Oscar’s 90th birthday is just around the corner and to celebrate, every other day from now through March 4th, I will be taking a look at each and every film selected for his top award – the good, the bad and the sometimes not-so deserving.
After experiencing two decades of war, protest, political scandal, violence and national heartbreak, America arrived at its bicentennial needing something, anything to feel good about. Rocky seemed to be just what they were looking for. Sylvester Stallone’s heartfelt character study came along at just the right moment, and seemed to embody the American spirit not in a phony way but with a good, true and genuine heart.
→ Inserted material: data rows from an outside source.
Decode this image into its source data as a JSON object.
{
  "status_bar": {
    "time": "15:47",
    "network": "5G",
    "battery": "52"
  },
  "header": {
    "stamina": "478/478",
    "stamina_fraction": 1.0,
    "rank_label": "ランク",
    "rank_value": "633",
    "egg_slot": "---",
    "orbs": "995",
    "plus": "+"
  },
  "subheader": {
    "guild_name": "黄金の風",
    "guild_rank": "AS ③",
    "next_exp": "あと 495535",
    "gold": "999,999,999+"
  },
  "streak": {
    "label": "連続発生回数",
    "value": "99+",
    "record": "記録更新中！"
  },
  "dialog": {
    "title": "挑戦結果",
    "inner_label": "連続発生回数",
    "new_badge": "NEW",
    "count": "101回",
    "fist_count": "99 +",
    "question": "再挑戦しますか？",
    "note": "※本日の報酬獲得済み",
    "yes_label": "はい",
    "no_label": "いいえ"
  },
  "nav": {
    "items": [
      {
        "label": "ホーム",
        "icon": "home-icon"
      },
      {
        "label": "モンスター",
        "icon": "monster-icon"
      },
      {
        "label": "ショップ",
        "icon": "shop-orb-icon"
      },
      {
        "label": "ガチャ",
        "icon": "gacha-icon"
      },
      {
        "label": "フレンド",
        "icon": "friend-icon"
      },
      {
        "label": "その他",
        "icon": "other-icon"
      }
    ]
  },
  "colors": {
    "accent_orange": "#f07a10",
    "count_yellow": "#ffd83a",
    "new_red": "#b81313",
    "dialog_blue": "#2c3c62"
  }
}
The good news is that it hasn’t dated one bit. It is an easy movie to make fun of, particularly in light of the volley of sequels and imitators that would follow, but zeroing in on this movie alone, its hard to complain. It came from the heart. Stallone wrote and starred in this unpolished character study – reportedly based on real-life heavyweight Chuck Wepner who went 15 rounds with Muhammad Ali – about pursuits of Rocky Balboa, a down-on-his luck club fighter/debt collector who wants nothing more than to prove himself by getting a shot at the heavyweight title.
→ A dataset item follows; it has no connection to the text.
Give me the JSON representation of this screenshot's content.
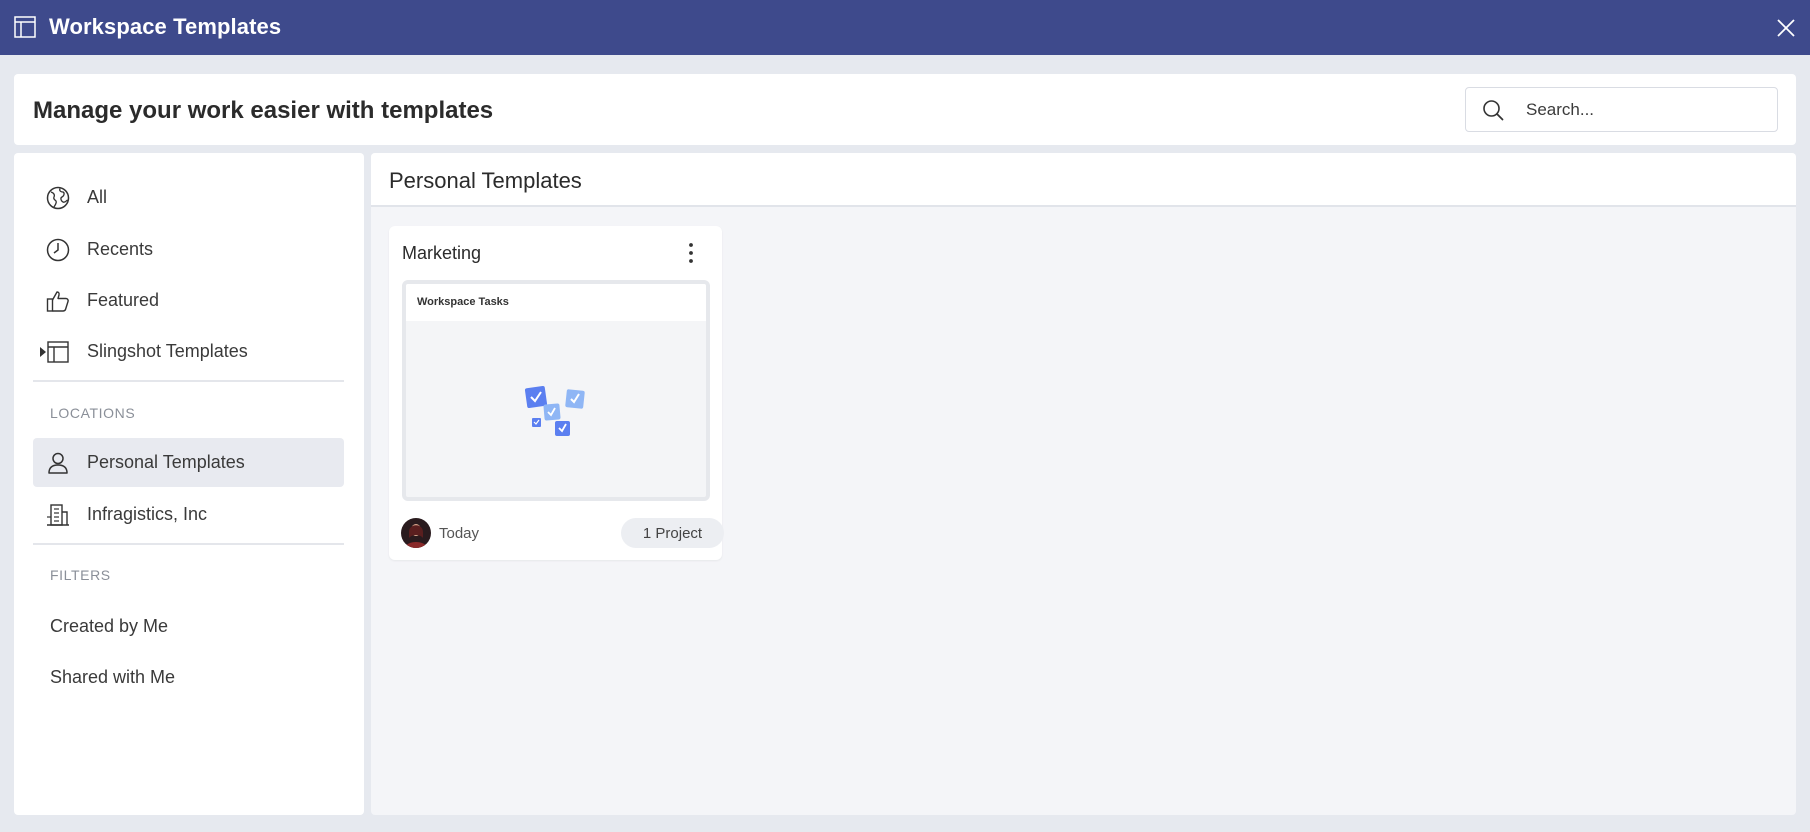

The movie has the feel of real life, with the kinds of intricate character details that we usually associate with a great novel. Yet, it never feels like fiction or a genre piece and, for the most part, isn’t really even a boxing picture. It’s about a boxer and boxing is his forward momentum but the characters are so rich that it defies a blanket genre. The movie is really a beautiful love story between Rocky and the painfully shy Adrian and how these two lost souls find themselves shyly coming together.
The story of Rocky’s struggle for his million-to-one shot mirrored the personal story of Stallone who fought just as hard to get this movie made. After writing the script by hand in just three days he then spent several years shopping it around Hollywood but couldn’t drum up any until he was given his chance by United Artists.
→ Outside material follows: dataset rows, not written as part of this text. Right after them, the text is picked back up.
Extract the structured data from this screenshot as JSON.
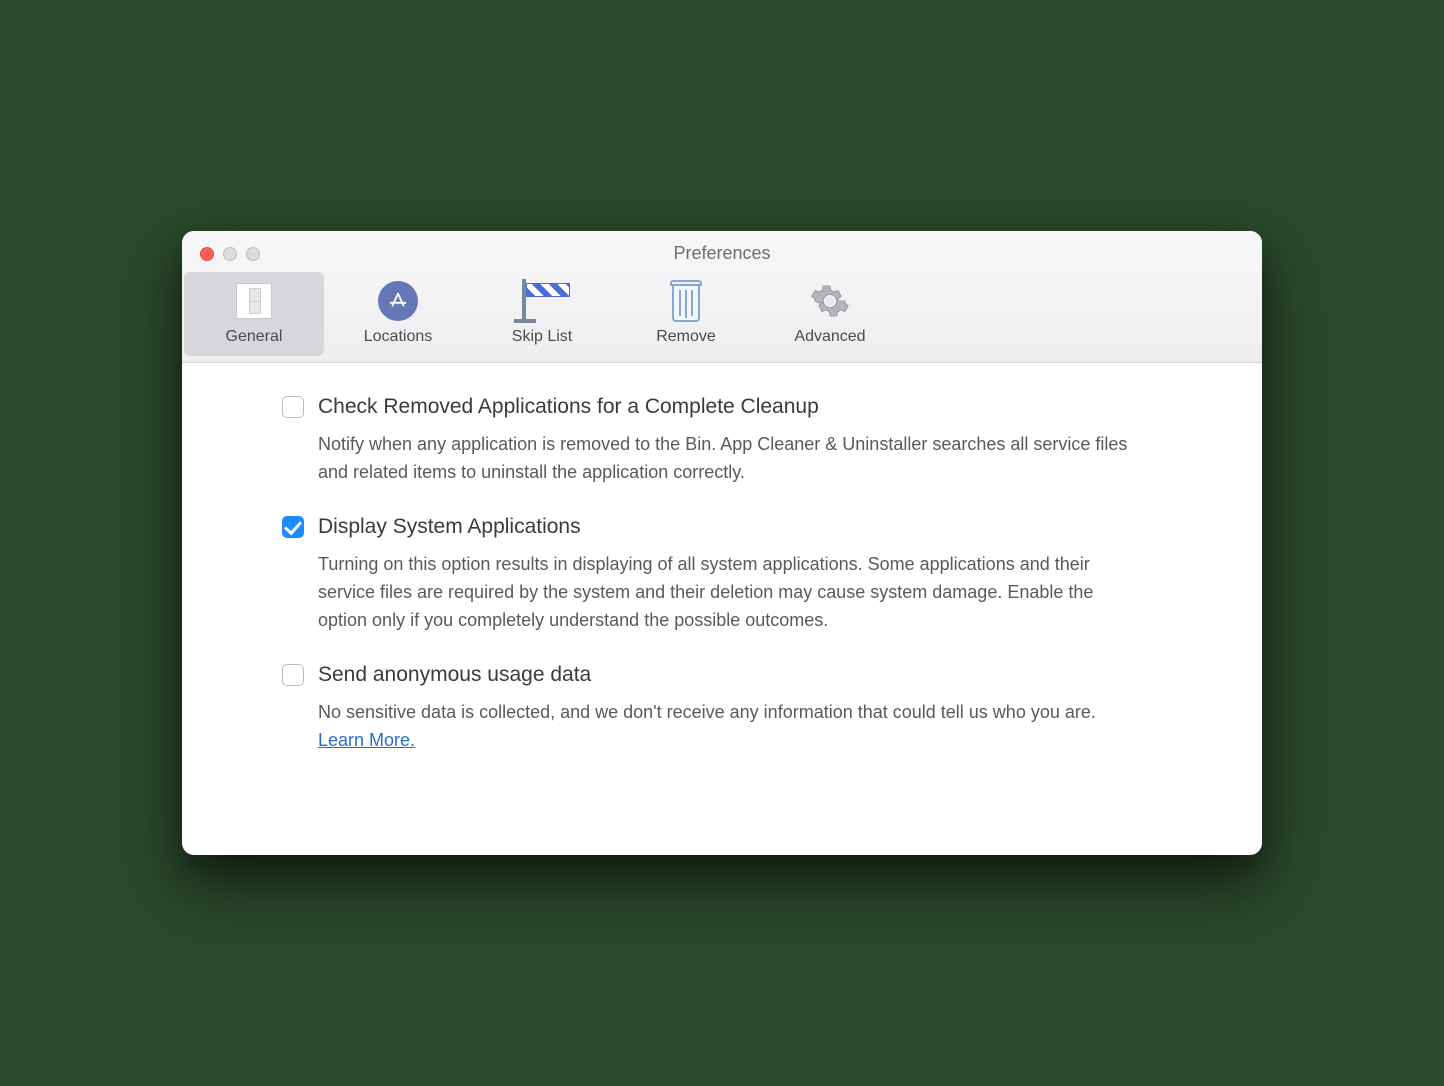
{
  "header": {
    "title": "Preferences"
  },
  "toolbar": {
    "tabs": [
      {
        "label": "General"
      },
      {
        "label": "Locations"
      },
      {
        "label": "Skip List"
      },
      {
        "label": "Remove"
      },
      {
        "label": "Advanced"
      }
    ]
  },
  "options": {
    "cleanup": {
      "title": "Check Removed Applications for a Complete Cleanup",
      "desc": "Notify when any application is removed to the Bin. App Cleaner & Uninstaller searches all service files and related items to uninstall the application correctly."
    },
    "system_apps": {
      "title": "Display System Applications",
      "desc": "Turning on this option results in displaying of all system applications. Some applications and their service files are required by the system and their deletion may cause system damage. Enable the option only if you completely understand the possible outcomes."
    },
    "anon": {
      "title": "Send anonymous usage data",
      "desc_pre": "No sensitive data is collected, and we don't receive any information that could tell us who you are.   ",
      "link": "Learn More."
    }
  }
}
The payoff was the most profitable movie of the year and a film that has stood the test of time. It was also a massive breakthrough for Stallone who would spend the next 15 years as one of Hollywood’s biggest stars (he would play Rocky six more times) before a string of box office failures turned his name into a punchline. Today, Stallone’s movie career seems to be made up of very honorable attempts to breathe life back into his career – ret-conning, is the current term. He even got a second Oscar nomination for playing Rocky in 2016.
As for the movie, it bred a series that has been a roller coaster of quality that would mirror the current direction of Stallone’s career, getting worse and worse before finally coming back around for 2006’s Rocky Balboa and 2015’s beautifully made Creed. The last two films proved something I have felt all along, that first film was so specific, so vivid and so full of intricate details that we remember, that it meant something when we returned to them 40 years later.